*WHAT YOU HAVE TO DO*: Write the listing below again, word for word.

:::::

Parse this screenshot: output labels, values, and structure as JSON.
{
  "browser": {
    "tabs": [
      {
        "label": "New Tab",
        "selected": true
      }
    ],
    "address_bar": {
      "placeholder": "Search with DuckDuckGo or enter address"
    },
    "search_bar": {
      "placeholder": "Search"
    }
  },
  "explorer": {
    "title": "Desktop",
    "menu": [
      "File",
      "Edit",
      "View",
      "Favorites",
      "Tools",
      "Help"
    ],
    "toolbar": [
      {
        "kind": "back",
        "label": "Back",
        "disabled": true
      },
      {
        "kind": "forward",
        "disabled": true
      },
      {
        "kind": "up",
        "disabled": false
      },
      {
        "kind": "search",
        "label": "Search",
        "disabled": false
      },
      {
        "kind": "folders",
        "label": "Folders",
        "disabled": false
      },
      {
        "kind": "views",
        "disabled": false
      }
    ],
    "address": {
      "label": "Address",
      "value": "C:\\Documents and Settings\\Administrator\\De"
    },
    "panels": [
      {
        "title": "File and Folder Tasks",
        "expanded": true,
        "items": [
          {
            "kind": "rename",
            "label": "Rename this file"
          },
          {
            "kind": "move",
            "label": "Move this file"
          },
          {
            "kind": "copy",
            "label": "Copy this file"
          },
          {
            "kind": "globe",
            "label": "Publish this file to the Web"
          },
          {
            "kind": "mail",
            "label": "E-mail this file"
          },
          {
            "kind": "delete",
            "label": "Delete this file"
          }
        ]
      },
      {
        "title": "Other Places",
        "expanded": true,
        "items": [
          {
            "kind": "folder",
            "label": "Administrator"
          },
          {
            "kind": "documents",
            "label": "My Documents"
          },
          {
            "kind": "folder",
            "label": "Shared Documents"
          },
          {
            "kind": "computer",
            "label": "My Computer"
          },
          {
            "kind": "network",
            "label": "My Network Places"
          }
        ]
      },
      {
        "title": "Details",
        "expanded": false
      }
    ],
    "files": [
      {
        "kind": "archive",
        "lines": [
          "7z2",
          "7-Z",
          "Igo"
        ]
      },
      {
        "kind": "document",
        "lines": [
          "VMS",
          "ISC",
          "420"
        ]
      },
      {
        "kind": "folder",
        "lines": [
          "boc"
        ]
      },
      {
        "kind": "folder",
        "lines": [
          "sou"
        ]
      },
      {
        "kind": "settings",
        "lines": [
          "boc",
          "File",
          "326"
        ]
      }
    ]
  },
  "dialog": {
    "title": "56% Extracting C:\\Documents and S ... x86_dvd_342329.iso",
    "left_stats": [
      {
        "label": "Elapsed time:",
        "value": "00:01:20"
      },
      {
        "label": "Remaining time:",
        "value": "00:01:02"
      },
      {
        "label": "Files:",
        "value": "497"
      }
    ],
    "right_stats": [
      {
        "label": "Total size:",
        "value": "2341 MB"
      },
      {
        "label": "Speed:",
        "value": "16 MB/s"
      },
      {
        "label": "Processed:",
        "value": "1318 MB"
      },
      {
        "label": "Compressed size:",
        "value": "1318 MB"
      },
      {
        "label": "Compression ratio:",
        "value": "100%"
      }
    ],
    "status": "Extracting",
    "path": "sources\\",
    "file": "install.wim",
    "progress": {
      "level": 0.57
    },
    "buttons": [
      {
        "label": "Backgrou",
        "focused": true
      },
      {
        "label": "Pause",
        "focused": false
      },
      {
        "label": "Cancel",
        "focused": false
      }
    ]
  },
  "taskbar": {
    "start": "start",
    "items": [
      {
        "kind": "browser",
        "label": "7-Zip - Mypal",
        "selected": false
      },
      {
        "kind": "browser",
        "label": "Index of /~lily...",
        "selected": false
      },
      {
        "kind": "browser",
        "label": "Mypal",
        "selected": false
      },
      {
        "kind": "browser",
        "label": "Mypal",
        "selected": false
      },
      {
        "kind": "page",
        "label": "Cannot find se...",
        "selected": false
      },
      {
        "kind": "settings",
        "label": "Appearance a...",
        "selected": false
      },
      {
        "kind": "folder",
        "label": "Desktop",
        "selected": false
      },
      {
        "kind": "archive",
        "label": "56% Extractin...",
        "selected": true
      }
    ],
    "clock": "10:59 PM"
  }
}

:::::

*EXERCISE RESPONSE*:
Parse this screenshot: output labels, values, and structure as JSON.
{
  "browser": {
    "tabs": [
      {
        "label": "New Tab",
        "selected": true
      }
    ],
    "address_bar": {
      "placeholder": "Search with DuckDuckGo or enter address"
    },
    "search_bar": {
      "placeholder": "Search"
    }
  },
  "explorer": {
    "title": "Desktop",
    "menu": [
      "File",
      "Edit",
      "View",
      "Favorites",
      "Tools",
      "Help"
    ],
    "toolbar": [
      {
        "kind": "back",
        "label": "Back",
        "disabled": true
      },
      {
        "kind": "forward",
        "disabled": true
      },
      {
        "kind": "up",
        "disabled": false
      },
      {
        "kind": "search",
        "label": "Search",
        "disabled": false
      },
      {
        "kind": "folders",
        "label": "Folders",
        "disabled": false
      },
      {
        "kind": "views",
        "disabled": false
      }
    ],
    "address": {
      "label": "Address",
      "value": "C:\\Documents and Settings\\Administrator\\De"
    },
    "panels": [
      {
        "title": "File and Folder Tasks",
        "expanded": true,
        "items": [
          {
            "kind": "rename",
            "label": "Rename this file"
          },
          {
            "kind": "move",
            "label": "Move this file"
          },
          {
            "kind": "copy",
            "label": "Copy this file"
          },
          {
            "kind": "globe",
            "label": "Publish this file to the Web"
          },
          {
            "kind": "mail",
            "label": "E-mail this file"
          },
          {
            "kind": "delete",
            "label": "Delete this file"
          }
        ]
      },
      {
        "title": "Other Places",
        "expanded": true,
        "items": [
          {
            "kind": "folder",
            "label": "Administrator"
          },
          {
            "kind": "documents",
            "label": "My Documents"
          },
          {
            "kind": "folder",
            "label": "Shared Documents"
          },
          {
            "kind": "computer",
            "label": "My Computer"
          },
          {
            "kind": "network",
            "label": "My Network Places"
          }
        ]
      },
      {
        "title": "Details",
        "expanded": false
      }
    ],
    "files": [
      {
        "kind": "archive",
        "lines": [
          "7z2",
          "7-Z",
          "Igo"
        ]
      },
      {
        "kind": "document",
        "lines": [
          "VMS",
          "ISC",
          "420"
        ]
      },
      {
        "kind": "folder",
        "lines": [
          "boc"
        ]
      },
      {
        "kind": "folder",
        "lines": [
          "sou"
        ]
      },
      {
        "kind": "settings",
        "lines": [
          "boc",
          "File",
          "326"
        ]
      }
    ]
  },
  "dialog": {
    "title": "56% Extracting C:\\Documents and S ... x86_dvd_342329.iso",
    "left_stats": [
      {
        "label": "Elapsed time:",
        "value": "00:01:20"
      },
      {
        "label": "Remaining time:",
        "value": "00:01:02"
      },
      {
        "label": "Files:",
        "value": "497"
      }
    ],
    "right_stats": [
      {
        "label": "Total size:",
        "value": "2341 MB"
      },
      {
        "label": "Speed:",
        "value": "16 MB/s"
      },
      {
        "label": "Processed:",
        "value": "1318 MB"
      },
      {
        "label": "Compressed size:",
        "value": "1318 MB"
      },
      {
        "label": "Compression ratio:",
        "value": "100%"
      }
    ],
    "status": "Extracting",
    "path": "sources\\",
    "file": "install.wim",
    "progress": {
      "level": 0.57
    },
    "buttons": [
      {
        "label": "Backgrou",
        "focused": true
      },
      {
        "label": "Pause",
        "focused": false
      },
      {
        "label": "Cancel",
        "focused": false
      }
    ]
  },
  "taskbar": {
    "start": "start",
    "items": [
      {
        "kind": "browser",
        "label": "7-Zip - Mypal",
        "selected": false
      },
      {
        "kind": "browser",
        "label": "Index of /~lily...",
        "selected": false
      },
      {
        "kind": "browser",
        "label": "Mypal",
        "selected": false
      },
      {
        "kind": "browser",
        "label": "Mypal",
        "selected": false
      },
      {
        "kind": "page",
        "label": "Cannot find se...",
        "selected": false
      },
      {
        "kind": "settings",
        "label": "Appearance a...",
        "selected": false
      },
      {
        "kind": "folder",
        "label": "Desktop",
        "selected": false
      },
      {
        "kind": "archive",
        "label": "56% Extractin...",
        "selected": true
      }
    ],
    "clock": "10:59 PM"
  }
}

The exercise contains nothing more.